1. Failure to do so, then contributory negligence.
2. II plaintiII was at all contributory negligent, then lost ALL right to
damages.
ii. Criticized
1. Not Iair Ior the plaintiII to bear the entire cost oI the injury. Only
slight negligence resulted in a complete loss.
iii. Erosion process
1. To make it an aIIirmative deIense
2. Make contributory negligence a question oI Iact Ior the jury
3. Restrict the claim oI contributory negligence to negligence,
excluding intentional torts
4. Last Clear Chan.e Do.trine
a. Contributory negligence oI the plaintiII will not bar the
right to recovery, IF the deIendant had the last clear chance
to protect Irom the plaintiII`s negligence.
b. Criticized because all it does is shiIt the entire burden oI
cost to the deIendant.
II. Comparative Fault
a. Objective Set out a mathematical threshold to which contributory negligence is
not applicable.
b. 2 kinds
i. Pure
1. PlaintiII`s damages are reduced in portion to the percentage oI
negligence attributed to him.
ii. ModiIied (2 kinds)
1. Not as great as 0 (0/0)
a. II less than 0 - Then Iollow the pure rule
b. II more than 0 - Then Iollow contributory negligence
2. Not greater than 49 (49/1)
26

a. II less than 49 - Then Iollow the pure rule
b. II more than 49 - Then Iollow contributory negligence.
c. 'Slight Only in South Dakota, apportions damages so long as the plaintiII`s
negligence was 'slight in comparison with the negligence oI the deIendant

III. Assumption oI the Risk
a. At early common law, this was considered a COMPLETE bar oI recovery
b. 2 Iorms expressed and implied
c. Expressed
i. Exculpatory Clause 'Hold Harmless (oIten in a K)
1. PlaintiII expressly exempt deIendant Irom liability oI own
negligence
2. eneral Rule Parties have the right to Ireely contract.
a. Two Issues:
i. Was the clause valid
1. It MUST Iollow the K in
UNAMBIUIOUS terms
ii. Is it subject to a public policy exception
1. Protected party intentionally caused harm or
engaged in gross negligence.
2. rossly unequal bargaining power,
exercised to deprive the person oI some
essential necessity (unconsionability).
iii.

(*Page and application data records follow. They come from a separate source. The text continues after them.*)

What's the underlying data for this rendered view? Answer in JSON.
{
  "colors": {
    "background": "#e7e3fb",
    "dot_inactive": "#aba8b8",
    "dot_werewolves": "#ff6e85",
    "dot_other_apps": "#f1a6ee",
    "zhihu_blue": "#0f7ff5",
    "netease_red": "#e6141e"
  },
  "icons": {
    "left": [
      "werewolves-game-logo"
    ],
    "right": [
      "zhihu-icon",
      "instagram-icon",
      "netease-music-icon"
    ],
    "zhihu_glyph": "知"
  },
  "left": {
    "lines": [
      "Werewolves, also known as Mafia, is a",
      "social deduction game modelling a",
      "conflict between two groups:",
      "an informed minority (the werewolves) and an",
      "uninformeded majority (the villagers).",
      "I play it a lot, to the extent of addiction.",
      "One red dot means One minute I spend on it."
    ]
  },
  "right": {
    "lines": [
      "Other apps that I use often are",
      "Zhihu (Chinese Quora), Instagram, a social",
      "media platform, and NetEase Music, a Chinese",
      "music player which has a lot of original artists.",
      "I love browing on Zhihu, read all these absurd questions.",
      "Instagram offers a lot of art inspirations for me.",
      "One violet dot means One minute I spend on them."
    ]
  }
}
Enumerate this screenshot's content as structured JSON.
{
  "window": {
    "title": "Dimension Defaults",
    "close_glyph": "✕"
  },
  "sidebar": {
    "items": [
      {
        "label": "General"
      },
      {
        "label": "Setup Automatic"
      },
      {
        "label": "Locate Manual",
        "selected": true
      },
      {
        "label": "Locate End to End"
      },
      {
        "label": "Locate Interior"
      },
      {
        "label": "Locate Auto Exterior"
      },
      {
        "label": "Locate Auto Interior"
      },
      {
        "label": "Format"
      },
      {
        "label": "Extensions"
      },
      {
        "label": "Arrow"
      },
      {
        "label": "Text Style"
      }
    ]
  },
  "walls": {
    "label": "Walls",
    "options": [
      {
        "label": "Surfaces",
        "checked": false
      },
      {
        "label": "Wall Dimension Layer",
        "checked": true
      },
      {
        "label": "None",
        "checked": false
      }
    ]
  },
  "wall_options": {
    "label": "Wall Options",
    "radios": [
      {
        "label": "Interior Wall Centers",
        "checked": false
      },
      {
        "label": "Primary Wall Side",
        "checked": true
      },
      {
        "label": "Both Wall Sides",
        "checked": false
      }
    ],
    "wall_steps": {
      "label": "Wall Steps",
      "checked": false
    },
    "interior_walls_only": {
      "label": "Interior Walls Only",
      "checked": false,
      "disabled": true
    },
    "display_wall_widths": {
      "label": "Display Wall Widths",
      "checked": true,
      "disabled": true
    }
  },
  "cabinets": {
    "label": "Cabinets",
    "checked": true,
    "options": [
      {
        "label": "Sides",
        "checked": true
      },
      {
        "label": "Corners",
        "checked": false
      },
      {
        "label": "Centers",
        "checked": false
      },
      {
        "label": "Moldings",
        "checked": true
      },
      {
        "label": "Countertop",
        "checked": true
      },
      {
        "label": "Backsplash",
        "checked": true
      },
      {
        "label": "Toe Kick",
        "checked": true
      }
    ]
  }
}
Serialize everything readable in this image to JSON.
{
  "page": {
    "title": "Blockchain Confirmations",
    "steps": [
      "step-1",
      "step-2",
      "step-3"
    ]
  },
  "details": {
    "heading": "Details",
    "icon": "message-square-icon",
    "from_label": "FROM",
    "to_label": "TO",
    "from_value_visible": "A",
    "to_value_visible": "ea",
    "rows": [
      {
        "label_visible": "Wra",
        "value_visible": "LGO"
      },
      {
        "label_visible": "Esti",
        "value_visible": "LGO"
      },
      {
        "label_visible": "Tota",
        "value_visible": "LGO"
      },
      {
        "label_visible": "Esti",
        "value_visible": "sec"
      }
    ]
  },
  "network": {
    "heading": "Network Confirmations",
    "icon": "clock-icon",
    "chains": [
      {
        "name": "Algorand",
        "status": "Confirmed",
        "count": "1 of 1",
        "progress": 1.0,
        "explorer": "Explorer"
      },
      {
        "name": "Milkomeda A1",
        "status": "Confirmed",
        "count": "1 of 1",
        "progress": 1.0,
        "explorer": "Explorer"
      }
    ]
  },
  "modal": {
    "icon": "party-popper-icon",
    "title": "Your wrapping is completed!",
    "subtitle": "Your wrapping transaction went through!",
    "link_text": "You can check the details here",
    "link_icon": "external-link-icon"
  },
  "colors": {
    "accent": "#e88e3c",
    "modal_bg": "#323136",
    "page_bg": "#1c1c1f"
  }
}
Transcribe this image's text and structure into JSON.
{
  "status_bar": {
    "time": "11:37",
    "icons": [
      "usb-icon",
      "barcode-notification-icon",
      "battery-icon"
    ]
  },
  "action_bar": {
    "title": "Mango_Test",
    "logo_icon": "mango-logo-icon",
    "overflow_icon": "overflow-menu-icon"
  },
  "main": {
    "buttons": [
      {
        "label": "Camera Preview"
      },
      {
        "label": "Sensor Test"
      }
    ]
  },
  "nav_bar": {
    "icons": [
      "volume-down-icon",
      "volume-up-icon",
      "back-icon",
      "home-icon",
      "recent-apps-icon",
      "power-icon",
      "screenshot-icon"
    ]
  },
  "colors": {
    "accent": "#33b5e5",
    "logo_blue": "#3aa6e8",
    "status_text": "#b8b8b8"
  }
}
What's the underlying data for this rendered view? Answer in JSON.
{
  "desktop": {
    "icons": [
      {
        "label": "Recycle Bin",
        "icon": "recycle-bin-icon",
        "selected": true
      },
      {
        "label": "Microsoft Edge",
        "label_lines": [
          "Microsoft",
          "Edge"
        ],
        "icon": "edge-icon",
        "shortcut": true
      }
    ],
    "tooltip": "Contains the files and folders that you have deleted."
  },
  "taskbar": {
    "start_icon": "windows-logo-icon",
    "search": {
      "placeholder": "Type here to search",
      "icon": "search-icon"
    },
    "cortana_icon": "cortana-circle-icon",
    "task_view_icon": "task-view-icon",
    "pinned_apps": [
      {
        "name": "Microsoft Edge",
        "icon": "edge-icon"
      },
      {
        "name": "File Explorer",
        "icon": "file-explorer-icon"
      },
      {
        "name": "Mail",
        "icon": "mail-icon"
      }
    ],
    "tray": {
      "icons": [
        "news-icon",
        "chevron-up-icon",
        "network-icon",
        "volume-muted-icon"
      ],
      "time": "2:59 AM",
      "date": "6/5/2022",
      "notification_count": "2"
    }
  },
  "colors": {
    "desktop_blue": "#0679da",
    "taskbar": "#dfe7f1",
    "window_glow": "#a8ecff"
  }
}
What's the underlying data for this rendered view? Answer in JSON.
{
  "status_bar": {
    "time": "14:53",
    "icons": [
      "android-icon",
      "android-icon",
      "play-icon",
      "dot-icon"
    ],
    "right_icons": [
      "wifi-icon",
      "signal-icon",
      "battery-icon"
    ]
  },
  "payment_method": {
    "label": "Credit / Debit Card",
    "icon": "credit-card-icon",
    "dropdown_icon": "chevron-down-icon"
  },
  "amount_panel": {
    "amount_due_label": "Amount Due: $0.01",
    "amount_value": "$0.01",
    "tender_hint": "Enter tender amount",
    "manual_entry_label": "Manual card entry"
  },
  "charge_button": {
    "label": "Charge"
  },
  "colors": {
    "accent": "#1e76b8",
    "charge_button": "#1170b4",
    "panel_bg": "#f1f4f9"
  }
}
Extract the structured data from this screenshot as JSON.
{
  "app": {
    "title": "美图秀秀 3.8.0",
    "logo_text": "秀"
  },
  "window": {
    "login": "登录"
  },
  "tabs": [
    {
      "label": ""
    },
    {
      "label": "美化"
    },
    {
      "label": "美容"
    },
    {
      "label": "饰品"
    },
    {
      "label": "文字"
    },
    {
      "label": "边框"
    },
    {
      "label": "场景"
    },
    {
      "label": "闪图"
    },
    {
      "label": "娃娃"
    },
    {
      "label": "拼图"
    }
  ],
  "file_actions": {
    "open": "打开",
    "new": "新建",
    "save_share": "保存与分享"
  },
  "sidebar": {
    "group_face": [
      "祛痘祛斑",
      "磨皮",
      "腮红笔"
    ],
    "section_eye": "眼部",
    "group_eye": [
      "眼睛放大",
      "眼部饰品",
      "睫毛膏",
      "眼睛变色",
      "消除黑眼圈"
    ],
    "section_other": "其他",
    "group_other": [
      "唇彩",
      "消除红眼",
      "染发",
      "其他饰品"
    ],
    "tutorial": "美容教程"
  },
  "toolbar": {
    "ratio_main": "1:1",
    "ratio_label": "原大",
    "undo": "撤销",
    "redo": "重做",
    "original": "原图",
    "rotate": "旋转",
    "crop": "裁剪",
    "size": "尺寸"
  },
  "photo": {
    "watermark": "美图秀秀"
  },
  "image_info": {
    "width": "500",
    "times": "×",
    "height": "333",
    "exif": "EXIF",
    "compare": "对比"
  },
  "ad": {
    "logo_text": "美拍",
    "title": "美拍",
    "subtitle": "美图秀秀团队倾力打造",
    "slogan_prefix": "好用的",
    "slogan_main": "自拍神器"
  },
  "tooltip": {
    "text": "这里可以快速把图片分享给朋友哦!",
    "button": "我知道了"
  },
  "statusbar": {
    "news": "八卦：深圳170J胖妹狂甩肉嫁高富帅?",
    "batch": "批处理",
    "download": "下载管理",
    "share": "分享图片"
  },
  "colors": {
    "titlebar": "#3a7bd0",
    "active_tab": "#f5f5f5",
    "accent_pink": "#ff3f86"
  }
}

When it involves a public interest.
1. Cannot be criminal
2. It would shock the community to know that
the parties would K without liability.
3. No universal deIinition.
4. Typically an essential element oI society.